Dear Grandparenting: I spent one whole week playing parent to my three grandchildren when my daughter and hubby took a well-deserved weeklong vacation.
At the end of that week, I came to two conclusions. One, it is exhausting running herd on three children under age 10. Second, all three are on their way to becoming accomplished liars. I don’t mean little lies either. I’m talking about whoppers.
How would you handle this situation? I get in their face and confront when I think they’re lying. Then I send them to their room, but that hasn’t helped much. Got any better ideas? Sandra Everson, Kalamazoo, Michigan

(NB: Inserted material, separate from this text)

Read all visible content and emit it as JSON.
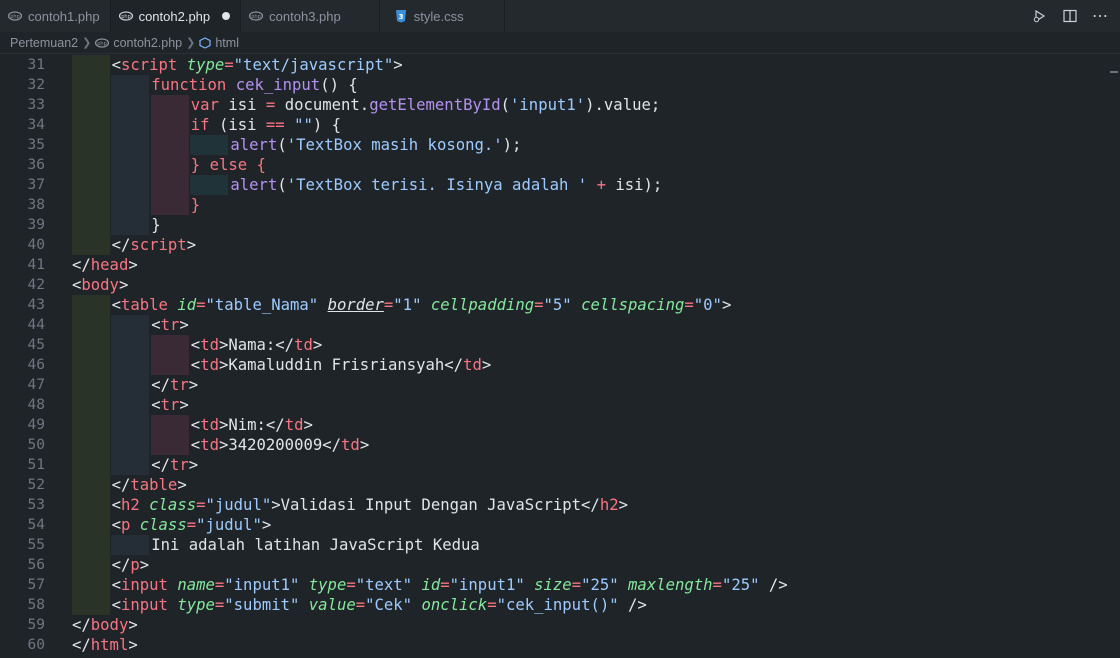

Dear Sandra: It pains us to say so, but lying is evidently a normal part of the human condition. Linguistic scholars believe that playing games with the truth began right after the very invention of language itself, and children are remarkably good at it. Tests show that many adults are unable to detect when children are lying.
But there is a significant silver lining. Children who lie are likely smarter than their honest peers, according to Dr. Kang Lee, an expert in the field.
Parents of lying toddlers, maintains Lee, ought to celebrate. Not only do such children have better “executive functioning skills” for impulse control and tighter focus, but they also are skilled at seeing the world through other people’s eyes. A more recent study found young liars to be more socially adept and well adjusted.
Harsh punishment and stinging verbal reprimands have been shown to be generally counter-productive, making children inclined to lie more and lie better. Researchers say what works best is simply getting children to promise, “I will tell the truth.”
Multiple studies have found that children as old as 16 are less likely to lie after pledging not to do so. All children tell lies, said Dr. Lee. Very few will become chronic liars. Honest.
GRAND REMARK OF THE WEEK
Scott Brown, of Corpus Christi, Texas, weighed in with this report:
”A funny thing came over me when I became a grandparent. I started acting goofy. I did things with my grandkids that I never dreamed I would do. Isn’t it wonderful!”
Dee and Tom, married more than 50 years, have eight grandchildren. Together with Key, they welcome questions, suggestions and Grand Remarks of the Week. Send to P.O. Box 27454, Towson, MD, 21285. Call 410-828-7451.